don't changeCorporations crave our devotion; they want us to desire their products, adore their brands and literally wear their logos over our hearts.

But that kind of love can turn nasty.

In 1985 Coca-Cola announced plans to retire their original formula to make way for New Coke, a move that generated so much anger and protest that the cover of Time Magazine gave New Coke the exact same graphic treatment it had previously reserved for Hitler.

Love can be jealous, possessive even controlling; just the suggestion of tinkering with what had been called ‘The Real Thing’ was punished as a heinous act of betrayal.

Remember Vegemite iSnack2.0? In a failed attempt to win a younger demographic, it horrified its traditional customers who reacted as though their most precious childhood memory had been violated.

How can you innovate if everyone loves you just the way you are?

Brands that enjoy a cult-like following know the downside of The Love Trap; love is not looking for change.
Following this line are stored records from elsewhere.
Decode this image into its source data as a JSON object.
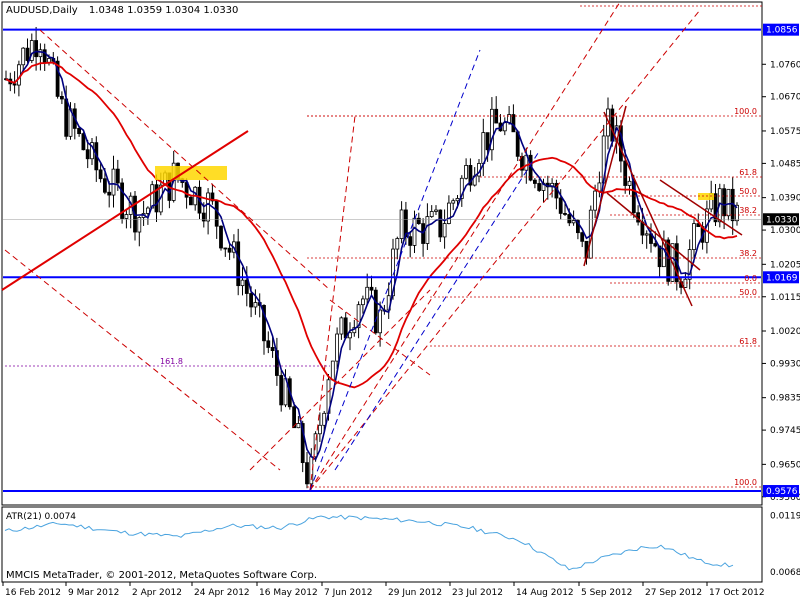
{
  "chart_data": {
    "type": "candlestick",
    "header": {
      "symbol_label": "AUDUSD,Daily",
      "ohlc": "1.0348 1.0359 1.0304 1.0330"
    },
    "price_axis": {
      "ylim": [
        0.954,
        1.093
      ],
      "ticks": [
        "1.0760",
        "1.0670",
        "1.0575",
        "1.0485",
        "1.0390",
        "1.0300",
        "1.0205",
        "1.0115",
        "1.0020",
        "0.9930",
        "0.9835",
        "0.9745",
        "0.9650",
        "0.9560"
      ],
      "markers": [
        {
          "label": "1.0856",
          "value": 1.0856,
          "color": "#0000ff"
        },
        {
          "label": "1.0330",
          "value": 1.033,
          "color": "#000000"
        },
        {
          "label": "1.0169",
          "value": 1.0169,
          "color": "#0000ff"
        },
        {
          "label": "0.9576",
          "value": 0.9576,
          "color": "#0000ff"
        }
      ]
    },
    "time_axis": {
      "labels": [
        "16 Feb 2012",
        "9 Mar 2012",
        "2 Apr 2012",
        "24 Apr 2012",
        "16 May 2012",
        "7 Jun 2012",
        "29 Jun 2012",
        "23 Jul 2012",
        "14 Aug 2012",
        "5 Sep 2012",
        "27 Sep 2012",
        "17 Oct 2012"
      ]
    },
    "horizontal_lines": [
      {
        "value": 1.0856,
        "color": "#0000ff"
      },
      {
        "value": 1.0169,
        "color": "#0000ff"
      },
      {
        "value": 0.9576,
        "color": "#0000ff"
      }
    ],
    "fibonacci_labels": [
      "100.0",
      "61.8",
      "50.0",
      "38.2",
      "0.0",
      "50.0",
      "61.8",
      "100.0",
      "38.2",
      "161.8"
    ],
    "atr_panel": {
      "label": "ATR(21) 0.0074",
      "ticks": [
        "0.0119",
        "0.0068"
      ],
      "ylim": [
        0.006,
        0.0125
      ]
    },
    "footer_text": "MMCIS MetaTrader, © 2001-2012, MetaQuotes Software Corp.",
    "colors": {
      "up_candle": "#000000",
      "down_candle": "#000000",
      "ma_fast": "#00007f",
      "ma_slow": "#e00000",
      "support_line": "#0000ff",
      "fib_lines": "#cc0000",
      "atr_line": "#4aa3df",
      "highlight_box": "#ffd700"
    }
  }
}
It doesn’t want different and it won’t tolerate experimentation.

Whether it’s a fresh take on Jane Austen, a Star Trek prequel or the Next Taste Sensation, the market response is usually the same:

If the Old Thing was the Real Thing what the hell is this New Thing?

Of course, all this assumes innovation is just about products; it neglects all the myriad of invisible things that shape any business; think of all the processes and policies, all the systems of production and distribution, all the approaches to marketing, pricing or even the business model itself.

If you’re in the mood to innovate take a good look around… you’re bound to notice all sorts of outmoded and inadequate practices and approaches in desperate need of a rethink.

As the old saying should go: if it ain’t broken… find something that is.

Avatar photo

Written by Jason Clarke

Twitter LinkedIn

Celebrated author, adventurer, gold medal Olympian and popular TV chef; Jason is none of these things. He is, however, one of the most sought-after creative minds in the country. As founder of Minds at Work, he’s helped people ‘think again’ since the end of the last century, working with clients across Australia in virtually every industry and government sector on issues ranging from creativity and trouble shooting to culture change and leadership.